Slight vertigo which changed into aching pain in the right half of the occiput (all the 1st d.). [Hb.Ts.]
Vertigo with some stitches in the head. [Hb. Ts.]
A kind of vertigo : feeling of swaying hither and thither.
10. Vertigo : he staggered when walking and could only with difficulty keep himself upright. [Hb. Ts.]
Dazedness of the head, in the morning after rising (2nd d.). [Hb. Ts.]
Dulness and confusion of the head. [Hb., Ts.]
Intoxication(From a drachm.) (Taken by a man. The symptoms appeared in an hour.) (aft. 1 h.). [ J. C. GRIMM, Eph. Nat. Cur., Cent. x, Obs. 72.]
homoeopathically selected (for some unknown reason) only acted on the disease with its palliative alternating symptoms, whereby it must have caused an aggravation in the secondary action.
A strong feeling in the head, a kind of intoxication, as from brandy, with burning in the eyes (immediately). [Fr. H-n.]
15. Head is heavy (aft. 4, 6 h.),
He hangs the head forwards. (16, 17, 19, 47, contrasted with 20, 21, 22, are alternating actions of the primary sort, both of almost equal importance.)
He lays the head forwards on the table.
He feels as if the head were too full of blood; and the interior of the nose is very sensitive to the air, as if epistaxis were coming on.
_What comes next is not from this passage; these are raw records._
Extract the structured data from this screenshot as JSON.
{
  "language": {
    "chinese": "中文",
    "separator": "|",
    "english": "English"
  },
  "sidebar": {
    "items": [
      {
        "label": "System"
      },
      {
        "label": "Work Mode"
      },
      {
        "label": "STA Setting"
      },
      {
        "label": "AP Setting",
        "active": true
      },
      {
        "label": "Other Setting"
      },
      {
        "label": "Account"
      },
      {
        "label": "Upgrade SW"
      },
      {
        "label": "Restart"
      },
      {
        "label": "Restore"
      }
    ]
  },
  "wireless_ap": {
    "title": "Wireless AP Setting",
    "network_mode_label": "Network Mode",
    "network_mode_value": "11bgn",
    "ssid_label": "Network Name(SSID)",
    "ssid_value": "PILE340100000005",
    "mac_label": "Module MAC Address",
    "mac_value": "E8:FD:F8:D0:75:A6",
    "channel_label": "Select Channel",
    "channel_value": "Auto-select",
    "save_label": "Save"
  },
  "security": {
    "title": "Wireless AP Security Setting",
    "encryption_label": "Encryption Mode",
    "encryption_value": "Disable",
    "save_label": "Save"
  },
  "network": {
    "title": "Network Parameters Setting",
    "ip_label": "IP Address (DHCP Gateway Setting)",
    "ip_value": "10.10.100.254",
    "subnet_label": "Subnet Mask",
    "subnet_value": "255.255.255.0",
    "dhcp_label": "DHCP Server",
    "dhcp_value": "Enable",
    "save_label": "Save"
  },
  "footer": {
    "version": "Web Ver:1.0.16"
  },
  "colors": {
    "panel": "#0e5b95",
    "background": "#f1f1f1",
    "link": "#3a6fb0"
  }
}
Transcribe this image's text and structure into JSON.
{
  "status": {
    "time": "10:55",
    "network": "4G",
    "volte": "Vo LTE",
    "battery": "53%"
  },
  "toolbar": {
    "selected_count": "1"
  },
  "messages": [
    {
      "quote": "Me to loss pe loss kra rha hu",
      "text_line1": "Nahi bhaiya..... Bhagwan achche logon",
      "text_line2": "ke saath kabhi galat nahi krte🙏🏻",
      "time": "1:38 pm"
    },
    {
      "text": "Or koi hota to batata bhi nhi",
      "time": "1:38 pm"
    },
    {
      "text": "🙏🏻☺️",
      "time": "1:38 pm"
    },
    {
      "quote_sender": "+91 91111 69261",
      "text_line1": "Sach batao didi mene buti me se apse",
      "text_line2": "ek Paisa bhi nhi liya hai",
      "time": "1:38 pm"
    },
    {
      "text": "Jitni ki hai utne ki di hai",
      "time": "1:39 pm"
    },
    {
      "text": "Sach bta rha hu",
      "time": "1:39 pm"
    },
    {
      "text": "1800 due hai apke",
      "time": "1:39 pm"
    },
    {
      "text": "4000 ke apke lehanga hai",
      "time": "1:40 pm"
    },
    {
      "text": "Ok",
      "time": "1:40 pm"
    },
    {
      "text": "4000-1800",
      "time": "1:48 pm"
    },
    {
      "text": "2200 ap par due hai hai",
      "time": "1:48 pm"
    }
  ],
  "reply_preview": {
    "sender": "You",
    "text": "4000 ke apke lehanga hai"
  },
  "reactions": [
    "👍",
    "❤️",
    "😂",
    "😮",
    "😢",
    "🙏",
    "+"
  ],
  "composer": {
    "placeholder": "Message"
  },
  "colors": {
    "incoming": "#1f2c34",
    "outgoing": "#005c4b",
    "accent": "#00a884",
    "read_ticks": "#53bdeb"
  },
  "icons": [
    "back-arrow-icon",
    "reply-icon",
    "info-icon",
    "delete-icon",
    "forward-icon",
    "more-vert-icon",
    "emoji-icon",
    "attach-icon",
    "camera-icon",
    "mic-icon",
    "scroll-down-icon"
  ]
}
Heaviness of the head as if it were too full of blood (as after stooping too low), with tearing pain in the occiput, which is alleviated by lying on the back,( See note to 599. ) is aggravated by sitting up, but is most relieved by stooping the head low when sitting,